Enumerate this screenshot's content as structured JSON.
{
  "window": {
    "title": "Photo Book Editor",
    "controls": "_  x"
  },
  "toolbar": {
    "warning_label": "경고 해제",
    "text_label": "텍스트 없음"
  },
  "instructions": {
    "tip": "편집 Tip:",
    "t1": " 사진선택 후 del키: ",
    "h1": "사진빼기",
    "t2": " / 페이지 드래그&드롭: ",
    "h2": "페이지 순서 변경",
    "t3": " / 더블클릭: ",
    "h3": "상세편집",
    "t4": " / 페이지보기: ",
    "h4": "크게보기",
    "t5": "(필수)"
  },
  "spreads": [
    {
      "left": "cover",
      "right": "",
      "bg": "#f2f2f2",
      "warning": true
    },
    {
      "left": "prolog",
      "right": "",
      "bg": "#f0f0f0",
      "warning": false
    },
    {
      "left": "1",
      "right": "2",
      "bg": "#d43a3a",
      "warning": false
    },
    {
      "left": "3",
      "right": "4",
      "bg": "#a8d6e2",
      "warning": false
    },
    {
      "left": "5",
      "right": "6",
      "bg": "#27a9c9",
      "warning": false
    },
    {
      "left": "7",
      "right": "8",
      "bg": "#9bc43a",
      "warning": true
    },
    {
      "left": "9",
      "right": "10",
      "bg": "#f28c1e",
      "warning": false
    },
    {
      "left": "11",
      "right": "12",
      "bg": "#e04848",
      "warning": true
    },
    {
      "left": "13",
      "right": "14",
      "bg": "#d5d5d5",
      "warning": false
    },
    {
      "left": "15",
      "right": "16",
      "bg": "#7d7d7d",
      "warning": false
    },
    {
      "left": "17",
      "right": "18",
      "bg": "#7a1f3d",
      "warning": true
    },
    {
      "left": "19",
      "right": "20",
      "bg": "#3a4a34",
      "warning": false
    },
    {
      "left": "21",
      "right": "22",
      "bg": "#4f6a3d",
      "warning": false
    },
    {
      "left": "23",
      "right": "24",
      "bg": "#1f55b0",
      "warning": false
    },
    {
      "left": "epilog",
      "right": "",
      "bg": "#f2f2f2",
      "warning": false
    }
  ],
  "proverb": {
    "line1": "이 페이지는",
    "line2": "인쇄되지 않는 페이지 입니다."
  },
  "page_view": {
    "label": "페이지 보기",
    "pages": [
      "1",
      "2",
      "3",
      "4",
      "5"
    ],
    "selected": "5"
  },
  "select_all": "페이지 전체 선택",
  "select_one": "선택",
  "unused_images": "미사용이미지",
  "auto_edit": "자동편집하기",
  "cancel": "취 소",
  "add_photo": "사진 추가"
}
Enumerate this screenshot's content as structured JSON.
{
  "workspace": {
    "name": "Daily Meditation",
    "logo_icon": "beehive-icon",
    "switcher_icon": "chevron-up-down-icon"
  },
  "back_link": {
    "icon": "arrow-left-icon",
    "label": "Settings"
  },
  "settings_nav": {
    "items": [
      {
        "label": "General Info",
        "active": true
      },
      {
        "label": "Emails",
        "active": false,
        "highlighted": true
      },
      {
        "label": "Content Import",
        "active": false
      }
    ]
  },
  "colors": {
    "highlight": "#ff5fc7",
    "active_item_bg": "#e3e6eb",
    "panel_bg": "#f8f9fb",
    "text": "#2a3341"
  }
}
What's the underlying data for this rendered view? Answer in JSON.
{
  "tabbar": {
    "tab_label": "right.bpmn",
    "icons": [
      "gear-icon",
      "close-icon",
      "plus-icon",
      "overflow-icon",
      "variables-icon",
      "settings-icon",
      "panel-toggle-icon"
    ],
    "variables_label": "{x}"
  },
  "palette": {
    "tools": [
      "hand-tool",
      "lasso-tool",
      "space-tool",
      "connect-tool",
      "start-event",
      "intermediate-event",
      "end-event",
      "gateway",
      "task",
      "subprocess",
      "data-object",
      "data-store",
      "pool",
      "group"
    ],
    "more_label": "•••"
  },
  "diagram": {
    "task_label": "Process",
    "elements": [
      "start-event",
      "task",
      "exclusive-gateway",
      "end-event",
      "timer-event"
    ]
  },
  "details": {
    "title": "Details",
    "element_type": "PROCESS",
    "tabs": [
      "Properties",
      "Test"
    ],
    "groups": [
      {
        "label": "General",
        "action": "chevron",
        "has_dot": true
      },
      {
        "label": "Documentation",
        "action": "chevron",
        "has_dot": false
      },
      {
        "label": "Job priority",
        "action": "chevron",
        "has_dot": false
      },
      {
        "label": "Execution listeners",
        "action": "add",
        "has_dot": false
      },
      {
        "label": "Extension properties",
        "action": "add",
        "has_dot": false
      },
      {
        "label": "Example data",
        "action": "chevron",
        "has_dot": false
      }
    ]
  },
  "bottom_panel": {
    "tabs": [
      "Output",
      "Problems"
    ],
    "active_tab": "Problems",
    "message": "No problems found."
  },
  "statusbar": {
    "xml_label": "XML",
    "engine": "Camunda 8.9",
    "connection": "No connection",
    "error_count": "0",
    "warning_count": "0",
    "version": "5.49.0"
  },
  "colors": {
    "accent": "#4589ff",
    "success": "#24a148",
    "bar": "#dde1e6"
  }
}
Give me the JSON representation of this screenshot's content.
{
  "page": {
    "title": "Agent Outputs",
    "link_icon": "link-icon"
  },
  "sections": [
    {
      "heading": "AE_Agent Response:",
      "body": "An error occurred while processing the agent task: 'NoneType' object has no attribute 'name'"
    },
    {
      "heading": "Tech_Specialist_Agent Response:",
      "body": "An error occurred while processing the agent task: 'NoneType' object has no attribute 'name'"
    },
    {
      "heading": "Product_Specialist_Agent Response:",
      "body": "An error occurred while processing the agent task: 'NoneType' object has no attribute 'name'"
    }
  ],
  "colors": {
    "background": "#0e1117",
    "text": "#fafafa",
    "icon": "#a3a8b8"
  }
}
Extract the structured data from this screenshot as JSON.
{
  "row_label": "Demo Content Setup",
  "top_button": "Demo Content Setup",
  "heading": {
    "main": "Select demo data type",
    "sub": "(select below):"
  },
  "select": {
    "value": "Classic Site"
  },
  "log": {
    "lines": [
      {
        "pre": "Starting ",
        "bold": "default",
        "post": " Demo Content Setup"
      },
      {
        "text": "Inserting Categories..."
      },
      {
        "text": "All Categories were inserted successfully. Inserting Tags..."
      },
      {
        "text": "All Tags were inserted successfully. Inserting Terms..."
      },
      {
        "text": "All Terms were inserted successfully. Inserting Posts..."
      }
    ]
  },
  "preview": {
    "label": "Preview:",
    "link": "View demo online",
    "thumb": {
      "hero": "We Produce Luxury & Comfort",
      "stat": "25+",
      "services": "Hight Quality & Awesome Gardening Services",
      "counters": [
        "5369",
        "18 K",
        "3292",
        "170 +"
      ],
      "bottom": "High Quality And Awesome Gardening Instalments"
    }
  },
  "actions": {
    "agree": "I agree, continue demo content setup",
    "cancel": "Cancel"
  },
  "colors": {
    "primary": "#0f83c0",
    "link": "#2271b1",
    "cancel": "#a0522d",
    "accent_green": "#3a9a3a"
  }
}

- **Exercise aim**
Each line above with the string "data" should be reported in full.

- **Answer for this exercise**
What's the underlying data for this rendered view? Answer in JSON.
      "data-object",
      "data-store",
        "label": "Example data",
Extract the structured data from this screenshot as JSON.
    "main": "Select demo data type",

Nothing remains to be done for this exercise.